Note: the FILE and -init commands are optional; they are required in case you want to process the commands in the context of a certain model. Currently the probcli Latex commands mainly support B and Event-B models, TLA+ and Z models can also be processed but all commands below expect B syntax. You can add more commands if you wish, e.g., set preferences using -p PREF VAL or run model checking --model-check. The Latex processing will take place after most other commands, such as model checking.

You will probably want to put the probcli call into a Makefile, in particular when you want to generate dot graphics using ProB.

The distribution folder of ProB contains an example with a Makefile, producing the following file, which at the same time documents the core features:

File:Prob latex doc.pdf

Commands

The commands are described in the PDF document above. Here is a short summary of some of the commands:
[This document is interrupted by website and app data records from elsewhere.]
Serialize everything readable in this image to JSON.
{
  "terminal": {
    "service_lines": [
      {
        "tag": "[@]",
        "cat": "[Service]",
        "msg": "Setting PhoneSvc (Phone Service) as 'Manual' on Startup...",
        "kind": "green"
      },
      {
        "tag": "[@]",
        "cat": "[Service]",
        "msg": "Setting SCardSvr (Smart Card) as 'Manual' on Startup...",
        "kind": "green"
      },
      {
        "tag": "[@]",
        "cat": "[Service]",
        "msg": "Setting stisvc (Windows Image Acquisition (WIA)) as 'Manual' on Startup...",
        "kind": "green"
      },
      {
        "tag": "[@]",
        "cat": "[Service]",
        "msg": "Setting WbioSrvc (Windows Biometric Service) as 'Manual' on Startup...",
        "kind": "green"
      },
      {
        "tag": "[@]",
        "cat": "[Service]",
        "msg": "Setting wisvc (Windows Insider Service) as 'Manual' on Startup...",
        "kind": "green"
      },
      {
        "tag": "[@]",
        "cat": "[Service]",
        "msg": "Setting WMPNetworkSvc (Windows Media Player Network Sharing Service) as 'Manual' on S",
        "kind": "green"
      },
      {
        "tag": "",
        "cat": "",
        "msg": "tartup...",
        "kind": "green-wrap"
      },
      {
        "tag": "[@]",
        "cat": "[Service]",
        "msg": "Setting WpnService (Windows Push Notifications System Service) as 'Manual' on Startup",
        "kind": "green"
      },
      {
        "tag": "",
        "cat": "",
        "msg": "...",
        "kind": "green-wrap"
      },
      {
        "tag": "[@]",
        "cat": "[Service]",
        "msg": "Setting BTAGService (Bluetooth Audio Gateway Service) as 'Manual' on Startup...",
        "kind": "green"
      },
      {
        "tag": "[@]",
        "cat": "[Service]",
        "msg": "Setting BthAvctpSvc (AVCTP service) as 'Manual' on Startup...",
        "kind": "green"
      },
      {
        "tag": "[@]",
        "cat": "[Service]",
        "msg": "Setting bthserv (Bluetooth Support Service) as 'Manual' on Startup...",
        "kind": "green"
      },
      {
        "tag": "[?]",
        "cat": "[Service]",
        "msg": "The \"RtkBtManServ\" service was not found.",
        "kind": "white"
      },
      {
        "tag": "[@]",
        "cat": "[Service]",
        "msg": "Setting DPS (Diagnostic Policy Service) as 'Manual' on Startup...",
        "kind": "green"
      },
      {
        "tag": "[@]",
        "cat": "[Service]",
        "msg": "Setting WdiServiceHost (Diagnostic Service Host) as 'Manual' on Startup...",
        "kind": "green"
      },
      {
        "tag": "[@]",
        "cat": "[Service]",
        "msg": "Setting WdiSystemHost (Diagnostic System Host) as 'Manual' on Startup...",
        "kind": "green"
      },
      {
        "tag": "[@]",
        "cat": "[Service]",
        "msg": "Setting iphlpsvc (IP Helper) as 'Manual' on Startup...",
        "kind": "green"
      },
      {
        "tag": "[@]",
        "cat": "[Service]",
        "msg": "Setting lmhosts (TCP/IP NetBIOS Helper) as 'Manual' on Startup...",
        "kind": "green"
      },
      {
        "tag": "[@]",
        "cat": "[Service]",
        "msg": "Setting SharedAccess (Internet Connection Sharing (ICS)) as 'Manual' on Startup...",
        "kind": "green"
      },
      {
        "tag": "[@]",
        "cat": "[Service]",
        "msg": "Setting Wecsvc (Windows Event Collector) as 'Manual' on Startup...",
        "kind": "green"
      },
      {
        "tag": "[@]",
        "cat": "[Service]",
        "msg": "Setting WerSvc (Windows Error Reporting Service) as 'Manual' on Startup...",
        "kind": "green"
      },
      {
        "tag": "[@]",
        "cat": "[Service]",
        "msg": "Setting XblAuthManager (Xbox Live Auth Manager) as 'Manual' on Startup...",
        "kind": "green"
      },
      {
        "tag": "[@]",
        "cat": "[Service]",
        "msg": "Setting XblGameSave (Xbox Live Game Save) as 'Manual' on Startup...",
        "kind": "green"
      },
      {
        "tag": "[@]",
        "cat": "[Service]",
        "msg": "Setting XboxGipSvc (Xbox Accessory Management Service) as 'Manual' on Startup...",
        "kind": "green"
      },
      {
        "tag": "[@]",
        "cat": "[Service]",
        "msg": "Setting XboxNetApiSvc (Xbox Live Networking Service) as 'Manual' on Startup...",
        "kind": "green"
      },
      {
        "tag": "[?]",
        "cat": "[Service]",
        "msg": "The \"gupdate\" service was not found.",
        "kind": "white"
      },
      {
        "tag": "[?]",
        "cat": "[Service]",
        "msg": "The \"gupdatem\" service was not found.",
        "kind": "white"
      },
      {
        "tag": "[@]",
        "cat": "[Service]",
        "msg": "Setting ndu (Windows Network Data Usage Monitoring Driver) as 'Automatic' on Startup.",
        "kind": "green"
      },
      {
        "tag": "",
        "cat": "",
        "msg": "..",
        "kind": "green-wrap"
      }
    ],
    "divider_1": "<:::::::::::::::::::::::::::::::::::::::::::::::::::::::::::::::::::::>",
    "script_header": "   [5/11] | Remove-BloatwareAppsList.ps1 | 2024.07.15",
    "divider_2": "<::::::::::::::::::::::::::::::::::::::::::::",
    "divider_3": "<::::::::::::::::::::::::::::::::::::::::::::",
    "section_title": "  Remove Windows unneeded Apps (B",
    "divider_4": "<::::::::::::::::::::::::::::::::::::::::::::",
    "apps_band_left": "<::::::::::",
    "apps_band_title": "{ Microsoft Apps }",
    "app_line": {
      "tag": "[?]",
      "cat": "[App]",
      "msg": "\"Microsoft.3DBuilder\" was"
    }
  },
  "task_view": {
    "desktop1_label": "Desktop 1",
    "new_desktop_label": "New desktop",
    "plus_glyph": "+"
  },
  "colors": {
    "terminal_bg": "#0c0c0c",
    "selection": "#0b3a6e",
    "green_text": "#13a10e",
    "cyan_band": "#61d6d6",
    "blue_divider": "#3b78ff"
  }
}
  • \probexpr{EXRP} command takes a B expression EXPRas argument and evaluates it. By default it shows the B expression and the value of the expression. Example: \probexpr{{1}\/{2**10}} will be replaced by {1,1024}
    • ascii to print the result as ASCII rather than using Latex math symbols
    • time to display the time taken for the command
    • string the result value is a string, and do not print the quotes around the string
    • value to just print the value, not the expression
  • \probrepl{CMD} command takes a probcli REPL command CMD as argument and executes it. By default it shows only the output of the execution, e.g., in case it is a predicate TRUE or FALSE. Example: \probrepl{let DOM = 1..3}. A variation of the latter is the new command \problet{DOM}{1..3} which shows the let construct itself within the generated Latex. Optional arguments for \probrepl are :
    • solution to display the solution bindings (for existential variables) found by ProB
    • store to store the solution bindings as local variables (similar to let)
    • ascii to print the result as ASCII rather than using Latex math symbols
    • time to display the time taken for the command
    • print to print the expression/predicate being evaluated (automatically set by \problet
    • silent to not print the result of the evaluation
  • \probtable{EXRP} command takes a B expression EXPRas argument, evaluates it and shows it as a Latex table. Optional arguments are no-tabular, no-hline, no-headings, no-row-numbers, max-table-size=NR.
  • \probdot{DOT}{File1} command takes a B expression EXPRas argument, evaluates it as a graph and writes a dot file File1. You can provide a second File as argument, in which case dot is called to generate a PDF document. You can also set sfdp as third argument, in which case the sfdp tool will be used instead of dot.
  • \probprint{EXRP} command takes a B expression or predicate EXPRas argument and pretty prints it. Optional arguments are:
    • pred only try to parse first argument as predicate
    • expr only try to parse first argument as expression
    • ascii to print the result as ASCII rather than using Latex math symbols
  • \probif{EXPR}{Then}{Else} command takes an expression or predicate EXPR and two Latex texts. If the expression evaluates to TRUE the first branch Then is processed, otherwise the other one Else is processed.
  • \probfor{ID}{Set}{Body} command takes an identifier ID, a set expression Set and a Latex text Body, and processes the Latex text for every element of the set expression, setting the identifier to a value of the set.

Some Examples